And how would the query for readmitted patients look like? Pretty much like a SQL query would, actually:

var events = new EventStream();
var query =
    from discharged in events.Of<PatientLeftHospital>()
    from admitted in events.Of<PatientEnteredHospital>()
        admitted.PatientId == discharged.PatientId &&
        (admitted.When - discharged.When).Days < 5
    select admitted;

Note how we’re joining the patient discharge events with the admission ones based on the patient id, and filtering those where the difference between a readmission event (that is, it’s When is greater than a previous discharge’s When) and a previous discharge is less than 5 days. Looks pretty darn easy to author and grasp.

The login failures one:

var query = events.Of<LoginFailure>()
    // Sliding windows 1' long, every 10''
    .Buffer(TimeSpan.FromMinutes(1), TimeSpan.FromSeconds(10), scheduler)
    // From all failure values
    .SelectMany(failures => failures
        // Group the failures by user
        .GroupBy(failure => failure.UserId)
        // Only grab those failures with more than 5 in the 1' window
        .Where(group => group.Count() >= 5)
        // Return the user id that failed to log in
        .Select(group => group.Key));

And the app crash one would be very similar to the one above. The most interesting ones are of course those that combine data from multiple events, like the hospital example.

The EventStream class is simply a pass-through of events that turns things that are pushed through it into observable streams of specific events. This allows the queries to receive just one dependency, the event stream, and grab the events they are interested in by using the Of<TEvent> method:

partial interface IEventStream
    void Push<TEvent>(TEvent @event);
    IObservable<TEvent> Of<TEvent>();

The implementation is surprisingly simple with Reactive Extensions:

partial class EventStream : IEventStream
    private ConcurrentDictionary<Type, object> subjects = new ConcurrentDictionary<Type, object>();

    public void Push<TEvent>(TEvent @event)
        Guard.NotNull(() => @event, @event);

        var subject = this.subjects.Find(@event.GetType()) as Subject<TEvent>;
        if (subject != null)

    public IObservable<TEvent> Of<TEvent>()
        return (IObservable<TEvent>)subjects.GetOrAdd(typeof(TEvent), type => new Subject<TEvent>());

I’ve put this together as a NuGet for your convenience. I’ve also published a unit tests package for it, so you get the above examples to play.

This seems like a rather simple thing, and even one that isn’t so revolutionary by itself. Might seem like just an improved way to query a log, but in real-time. Like many things, the true power comes when it’s combined with other patterns, specifically Event Sourcing (ES), as I’ll explain in my next blog post. And that’s the reason behind the title’s prefix, a hint to Greg’s upcoming Event Centric book, which talks about the ES pattern (although I doubt it will mention how combining it with Rx makes for the killer business argument for adopting it).
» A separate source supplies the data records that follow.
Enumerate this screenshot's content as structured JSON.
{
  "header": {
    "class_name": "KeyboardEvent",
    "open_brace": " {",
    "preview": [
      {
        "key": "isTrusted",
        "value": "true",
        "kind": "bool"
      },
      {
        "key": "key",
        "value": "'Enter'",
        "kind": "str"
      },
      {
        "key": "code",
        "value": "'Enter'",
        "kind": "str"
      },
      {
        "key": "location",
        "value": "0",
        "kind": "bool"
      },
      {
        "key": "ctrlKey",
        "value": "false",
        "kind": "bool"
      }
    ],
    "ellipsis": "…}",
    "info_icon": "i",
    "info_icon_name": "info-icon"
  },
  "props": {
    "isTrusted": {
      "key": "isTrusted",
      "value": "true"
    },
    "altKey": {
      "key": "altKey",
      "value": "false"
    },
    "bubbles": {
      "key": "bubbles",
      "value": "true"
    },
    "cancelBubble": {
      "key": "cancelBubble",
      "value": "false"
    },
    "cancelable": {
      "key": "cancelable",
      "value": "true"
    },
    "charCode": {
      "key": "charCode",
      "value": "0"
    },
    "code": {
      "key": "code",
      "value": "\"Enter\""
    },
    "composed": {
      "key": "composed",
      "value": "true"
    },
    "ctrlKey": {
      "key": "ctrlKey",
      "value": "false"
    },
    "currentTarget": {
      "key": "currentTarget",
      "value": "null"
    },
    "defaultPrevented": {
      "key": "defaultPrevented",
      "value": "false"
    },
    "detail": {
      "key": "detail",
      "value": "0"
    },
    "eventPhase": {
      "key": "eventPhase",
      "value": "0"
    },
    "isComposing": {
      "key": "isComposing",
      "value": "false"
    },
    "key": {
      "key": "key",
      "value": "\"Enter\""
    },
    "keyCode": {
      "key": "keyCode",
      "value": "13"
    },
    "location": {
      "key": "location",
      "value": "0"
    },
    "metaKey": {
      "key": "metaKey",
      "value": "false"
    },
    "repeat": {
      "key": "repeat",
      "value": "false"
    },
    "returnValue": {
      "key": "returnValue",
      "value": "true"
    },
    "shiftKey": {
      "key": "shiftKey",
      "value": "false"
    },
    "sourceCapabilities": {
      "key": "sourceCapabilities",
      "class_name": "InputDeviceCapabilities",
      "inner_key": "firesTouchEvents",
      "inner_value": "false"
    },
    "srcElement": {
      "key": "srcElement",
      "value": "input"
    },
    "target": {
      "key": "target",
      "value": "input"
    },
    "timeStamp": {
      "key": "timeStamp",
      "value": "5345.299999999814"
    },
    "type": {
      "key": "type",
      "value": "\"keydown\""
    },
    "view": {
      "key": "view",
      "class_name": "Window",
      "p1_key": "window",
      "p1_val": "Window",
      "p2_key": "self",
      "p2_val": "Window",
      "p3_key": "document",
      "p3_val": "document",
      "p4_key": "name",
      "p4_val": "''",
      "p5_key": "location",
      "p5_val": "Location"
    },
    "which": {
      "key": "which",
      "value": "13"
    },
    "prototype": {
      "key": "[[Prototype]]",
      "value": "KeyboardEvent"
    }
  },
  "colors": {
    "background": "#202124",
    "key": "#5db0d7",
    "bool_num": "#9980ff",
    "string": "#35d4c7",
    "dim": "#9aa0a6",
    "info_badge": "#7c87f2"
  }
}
Stay tunned!


[Update] The “surprisingly simple” implementation explained above is surprisingly limiting too :) . Namely: the subscriber has to use the exact same type as the publisher in order for a subscription to be called. In other words: no support for covariant subscriptions, subscriptions to interfaces implemented by the concrete events, etc. (i.e. the EventPattern<TEventArgs> from Rx wouldn’t work for subscriptions to the base EventPattern<EventArgs>). So I had to make it a bit more complicated to support everything the CLR supports in terms of assignable types. The updated nuget package contains the full implementation.



  1. [...] Event Centric: finding key business value by leveraging domain events and reactive extensions – Daniel Cazzulino discusses one of the less talked about uses of the Reactive Extensions (Rx) for .NET, looking at how they can be used to work with domain events passed along an event stream. [...]

  2. .NETS have a few other advantages but no one markets them so the mainstream doesn’t really know.

  3. I have a concern that, how to create a instance of subscriber class to handle the event at run-time? From eventbus of Java, I think we may need a method like Register(IEventHandler) that is able to do the object creation job.